James has always been a good walker. Since he took his first steps at 10 and a half months, he’s not stopped and he’s been on the go ever since. Even when he was little he rarely asked for carries and would happily plod along on our daily dog walks. Ever since we moved to Scotland he’s been desperate to get out into the mountains, “proper ones, with their tops in the clouds”. So far, all our walks in the hill have failed to convince him and he was still left longing to head up a mountain. The boy was ready for his first Munro. Dom explained if it was going to count as his first Munro, then he was going to have to walk all of it and promise to keep going. James didn’t need asking twice, he was most definitely ready for his first Munro.

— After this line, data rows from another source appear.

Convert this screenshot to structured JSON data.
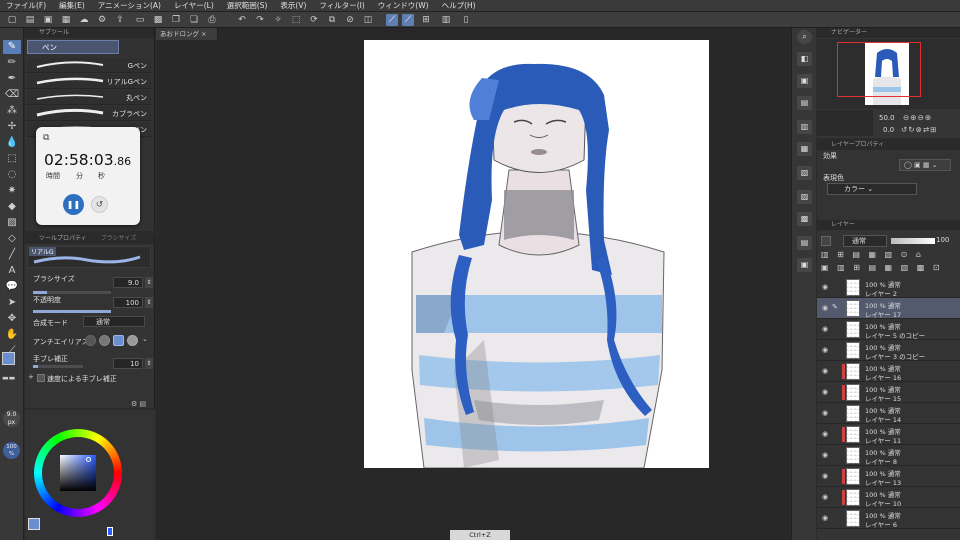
{
  "menu": [
    "ファイル(F)",
    "編集(E)",
    "アニメーション(A)",
    "レイヤー(L)",
    "選択範囲(S)",
    "表示(V)",
    "フィルター(I)",
    "ウィンドウ(W)",
    "ヘルプ(H)"
  ],
  "subtool": {
    "header": "サブツール",
    "group_tab": "ペン",
    "brushes": [
      "Gペン",
      "リアルGペン",
      "丸ペン",
      "カブラペン",
      "ミリペン"
    ]
  },
  "timer": {
    "time_main": "02:58:03",
    "time_frac": ".86",
    "label_h": "時間",
    "label_m": "分",
    "label_s": "秒"
  },
  "tool_property": {
    "header": "ツールプロパティ",
    "header2": "ブラシサイズ",
    "brush_name": "リアルG",
    "size_label": "ブラシサイズ",
    "size_value": "9.0",
    "opacity_label": "不透明度",
    "opacity_value": "100",
    "blend_label": "合成モード",
    "blend_value": "通常",
    "aa_label": "アンチエイリアス",
    "stab_label": "手ブレ補正",
    "stab_value": "10",
    "speed_label": "速度による手ブレ補正"
  },
  "side_indicators": {
    "size": "9.0",
    "size_unit": "px",
    "opacity": "100",
    "opacity_unit": "%"
  },
  "canvas_tab": "あおドロング",
  "navigator": {
    "header": "ナビゲーター",
    "zoom": "50.0",
    "rotate": "0.0"
  },
  "layer_property": {
    "header": "レイヤープロパティ",
    "effect_label": "効果",
    "expr_label": "表現色",
    "expr_value": "カラー"
  },
  "layer_panel": {
    "header": "レイヤー",
    "blend": "通常",
    "opacity": "100",
    "layers": [
      {
        "mode": "100 % 通常",
        "name": "レイヤー 2",
        "selected": false,
        "red": false
      },
      {
        "mode": "100 % 通常",
        "name": "レイヤー 17",
        "selected": true,
        "red": false
      },
      {
        "mode": "100 % 通常",
        "name": "レイヤー 5 のコピー",
        "selected": false,
        "red": false
      },
      {
        "mode": "100 % 通常",
        "name": "レイヤー 3 のコピー",
        "selected": false,
        "red": false
      },
      {
        "mode": "100 % 通常",
        "name": "レイヤー 16",
        "selected": false,
        "red": true
      },
      {
        "mode": "100 % 通常",
        "name": "レイヤー 15",
        "selected": false,
        "red": true
      },
      {
        "mode": "100 % 通常",
        "name": "レイヤー 14",
        "selected": false,
        "red": false
      },
      {
        "mode": "100 % 通常",
        "name": "レイヤー 11",
        "selected": false,
        "red": true
      },
      {
        "mode": "100 % 通常",
        "name": "レイヤー 8",
        "selected": false,
        "red": false
      },
      {
        "mode": "100 % 通常",
        "name": "レイヤー 13",
        "selected": false,
        "red": true
      },
      {
        "mode": "100 % 通常",
        "name": "レイヤー 10",
        "selected": false,
        "red": true
      },
      {
        "mode": "100 % 通常",
        "name": "レイヤー 6",
        "selected": false,
        "red": false
      }
    ]
  },
  "bottom_label": "Ctrl+Z",
  "colors": {
    "accent": "#5b7db5",
    "panel": "#333333",
    "selected_layer": "#545a6e",
    "timer_button": "#2f6fc0"
  }
}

James had the Munro bagging bug before they even started, he very quickly decided there was no point spending the day climbing one when they could do a circuit and get a few ticked off. They decided they would make a weekend of it and wild camp, well when I say they I really mean James decided and gave Dom his instructions! Now this invoked a whole new list of challenges and made route choice even more challenging.
We were fairly confident James would cope with the walking but we wanted to make it as easy as possible for him and that meant Dom would have to carry everything. It’s fair to say Dom is a little out of practice from his mountain marathon days so when faced with the prospect of carrying a huge pack with everything they’d need for a couple of days camping all on his own, he very quickly decided a nice easy route was vital. They decided on the Glas Maol circuit at Glenshee, taking in the munros Cairn an Turic, Cairn of Claise, Gals Maol and Creag leacach. With the ski centre carpark they could start quite high up limiting the amount they had to climb and with just 12 miles of walking they could tick off 4 munros.

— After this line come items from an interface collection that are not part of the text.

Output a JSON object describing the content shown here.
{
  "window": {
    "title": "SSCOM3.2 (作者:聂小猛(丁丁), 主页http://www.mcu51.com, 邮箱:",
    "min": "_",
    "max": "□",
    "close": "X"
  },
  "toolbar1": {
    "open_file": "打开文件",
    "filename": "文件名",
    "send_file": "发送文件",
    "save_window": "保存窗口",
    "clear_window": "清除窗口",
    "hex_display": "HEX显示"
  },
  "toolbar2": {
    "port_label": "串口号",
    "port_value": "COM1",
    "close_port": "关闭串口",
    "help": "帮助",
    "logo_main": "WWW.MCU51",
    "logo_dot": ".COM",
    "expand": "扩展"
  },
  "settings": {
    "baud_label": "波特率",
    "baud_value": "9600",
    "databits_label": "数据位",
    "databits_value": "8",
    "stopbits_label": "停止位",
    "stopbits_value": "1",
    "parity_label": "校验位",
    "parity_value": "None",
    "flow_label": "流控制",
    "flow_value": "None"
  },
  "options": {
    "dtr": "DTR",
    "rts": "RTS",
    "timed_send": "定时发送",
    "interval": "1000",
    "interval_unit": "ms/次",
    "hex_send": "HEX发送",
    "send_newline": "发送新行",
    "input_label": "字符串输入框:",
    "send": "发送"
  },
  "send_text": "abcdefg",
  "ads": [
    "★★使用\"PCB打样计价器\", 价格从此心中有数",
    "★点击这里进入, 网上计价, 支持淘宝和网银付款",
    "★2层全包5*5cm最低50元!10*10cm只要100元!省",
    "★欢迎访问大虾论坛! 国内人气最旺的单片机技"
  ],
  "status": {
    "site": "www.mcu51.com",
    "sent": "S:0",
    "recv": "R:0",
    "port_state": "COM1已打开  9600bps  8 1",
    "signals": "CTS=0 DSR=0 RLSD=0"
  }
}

As I waved an excited James off on his adventure, I must admit I was a little bit nervous it wouldn’t quite live up to his expectations. Would he get fed up and Dom then be stuck trying to coax him back down? I needed have worried it wasn’t long before my phone beeped and a picture of James at his first summit came through. His smile said it all and there was no way he’d be able to argue that these mountains weren’t high enough. They managed to find a lovely camping spot jut down from one of the summits which really helped to add to the camping up in the clouds experience. They had a great time and James had no trouble keeping up, It was definitely Dom who looked the most worse for wear out of the pair of them, on their return.
The only problem now rather than quench James’ thirst for mountains it has instead fuelled his desire to try and climbed them all. He is adamant he’s going to get all 282 munros ticked off before he starts high school. He’s even started his own database cataloguing them all, what can I say he is definitely his father’s son! If he’s going to have any chance of getting them all done, we are going to have to give Dom a helping hand and try and slow him down so he has a slim chance of keeping up with him. So we’re on the lookout for a rucksack so he can carry a few of his things – what would everybody recommend for a decent child’s sized one suitable for a day In the hills.

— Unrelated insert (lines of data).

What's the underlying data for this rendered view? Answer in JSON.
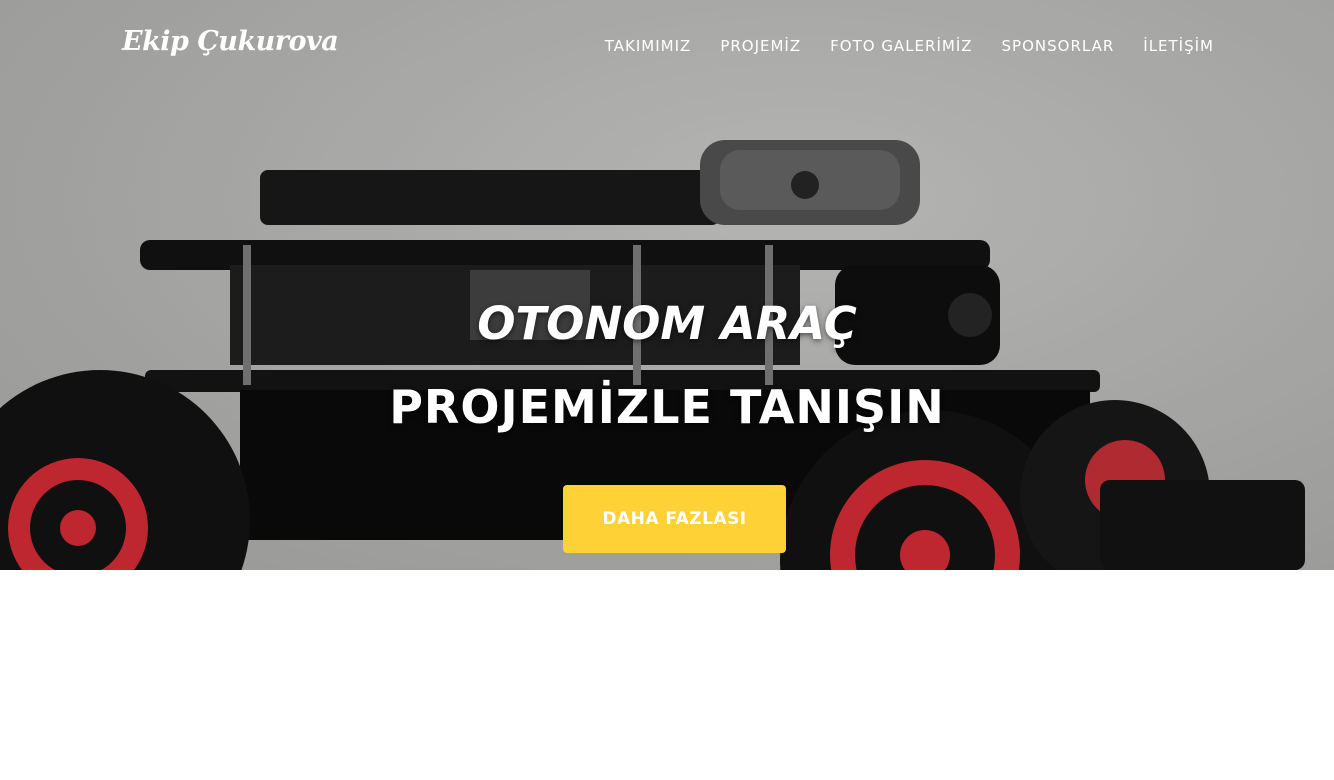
{
  "brand": {
    "name": "Ekip Çukurova"
  },
  "nav": {
    "items": [
      {
        "label": "TAKIMIMIZ"
      },
      {
        "label": "PROJEMİZ"
      },
      {
        "label": "FOTO GALERİMİZ"
      },
      {
        "label": "SPONSORLAR"
      },
      {
        "label": "İLETİŞİM"
      }
    ]
  },
  "hero": {
    "subheading": "OTONOM ARAÇ",
    "heading": "PROJEMİZLE TANIŞIN",
    "cta_label": "DAHA FAZLASI",
    "background_image": "autonomous-robot-car-photo"
  },
  "colors": {
    "accent": "#fed136",
    "hero_text": "#ffffff",
    "wheel_rim": "#e8303a",
    "page_background": "#ffffff"
  }
}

Written by Helena Carey on Thursday, 21 September 2017.
Posted in Mountain High
Monika Strell 29 September 2017 at 11 34 | # Well done James! We are hoping to get up a few mountains this autumn/winter. Apparently it's not Corwin but me who is the weak link in that plan but we'll see ;-)
Kerry Teague 03 October 2017 at 22 12 | # Brilliant! Well done, James (and Dom!) Getting up some mountains is on our to do list this year too! Our closest mountains are the lovely (but rather small) Mournes. The challenge is that most of them begin close to sea level so pretty much all the height gain must be done on foot and access can be lengthy. But the rewards are great. I'll blog about how we get on - hopefully it will be a success and not a massive fail!